Professor, Department of Psychiatry

PhD from National University of Rosario

Cabrera, Erwin; Mathews, Paul; Mezhericher, Emiliya; Beach, Thomas G; Deng, Jingjing; Neubert, Thomas A; Rostagno, Agueda; Ghiso, Jorge

Biochimica & biophysica acta. 2018 Jan; 1864(1):208-225

Rostagno, Agueda; Neubert, Thomas A; Ghiso, Jorge

Methods in molecular biology. 2018 Jun; 1779:23-43

Dave, Mandar; Islam, Abul B M M K; Jensen, Roderick V; Rostagno, Agueda; Ghiso, Jorge; Amin, Ashok R

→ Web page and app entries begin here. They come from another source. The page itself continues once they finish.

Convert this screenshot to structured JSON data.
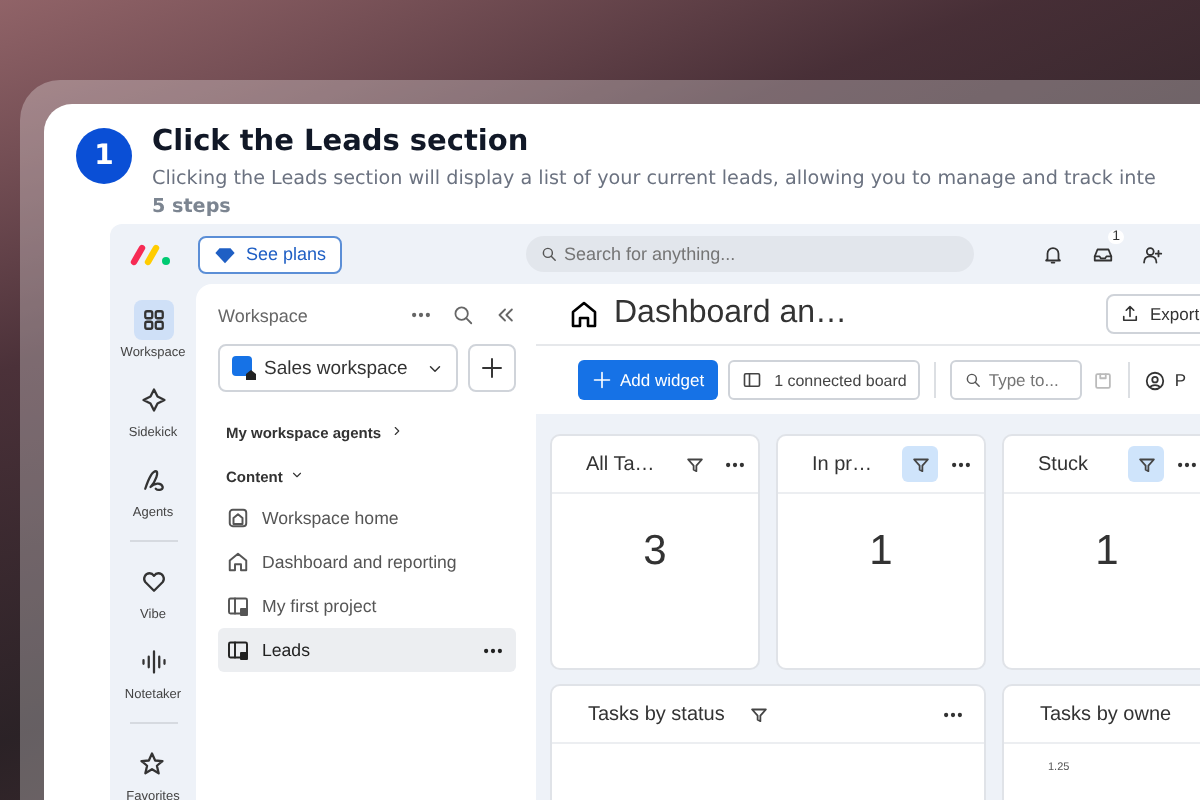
{
  "step": {
    "number": "1",
    "title": "Click the Leads section",
    "description": "Clicking the Leads section will display a list of your current leads, allowing you to manage and track inte",
    "count": "5 steps"
  },
  "top_bar": {
    "plan_button": "See plans",
    "search_placeholder": "Search for anything...",
    "inbox_badge": "1"
  },
  "rail": [
    {
      "kind": "workspace",
      "label": "Workspace",
      "selected": true
    },
    {
      "kind": "sidekick",
      "label": "Sidekick",
      "selected": false
    },
    {
      "kind": "agents",
      "label": "Agents",
      "selected": false
    },
    {
      "kind": "vibe",
      "label": "Vibe",
      "selected": false
    },
    {
      "kind": "notetaker",
      "label": "Notetaker",
      "selected": false
    },
    {
      "kind": "favorites",
      "label": "Favorites",
      "selected": false
    }
  ],
  "sidebar": {
    "title": "Workspace",
    "workspace": "Sales workspace",
    "agents_link": "My workspace agents",
    "section": "Content",
    "items": [
      {
        "kind": "home",
        "label": "Workspace home",
        "selected": false
      },
      {
        "kind": "dashboard",
        "label": "Dashboard and reporting",
        "selected": false
      },
      {
        "kind": "board",
        "label": "My first project",
        "selected": false
      },
      {
        "kind": "board",
        "label": "Leads",
        "selected": true
      }
    ]
  },
  "dashboard": {
    "title": "Dashboard an…",
    "export_button": "Export",
    "add_widget_button": "Add widget",
    "connected_button": "1 connected board",
    "search_placeholder": "Type to...",
    "people_button": "P",
    "counters": [
      {
        "title": "All Ta…",
        "value": "3",
        "filter_active": false
      },
      {
        "title": "In pr…",
        "value": "1",
        "filter_active": true
      },
      {
        "title": "Stuck",
        "value": "1",
        "filter_active": true
      }
    ],
    "widgets": [
      {
        "title": "Tasks by status"
      },
      {
        "title": "Tasks by owne",
        "axis_label": "1.25"
      }
    ]
  }
}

Genomics, proteomics & bioinformatics. 2017 12; 15(6):339-351

Wirths, Oliver; Walter, Susanne; Kraus, Inga; Klafki, Hans W; Stazi, Martina; Oberstein, Timo J; Ghiso, Jorge; Wiltfang, Jens; Bayer, Thomas A; Weggen, Sascha

Alzheimer's research & therapy. 2017 Oct 04; 9(1):80

Wirths, O; Walter, S; Kraus, I; Klafki, H W; Stazi, M; Oberstein, T J; Ghiso, J; Wiltfang, J; Bayer, T A; Weggen, S

Alzheimer's research & therapy. 2017 Oct 04; 9(1):80

Rosen, Rebecca F; Tomidokoro, Yasushi; Farberg, Aaron S; Dooyema, Jeromy; Ciliax, Brian; Preuss, Todd M; Neubert, Thomas A; Ghiso, Jorge A; LeVine, Harry 3rd; Walker, Lary C

Neurobiology of aging. 2016 08; 44:185-196

Fossati, Silvia; Giannoni, Patrizia; Solesio, Maria E; Cocklin, Sarah L; Cabrera, Erwin; Ghiso, Jorge; Rostagno, Agueda

Neurobiology of disease. 2016 Feb; 86:29-40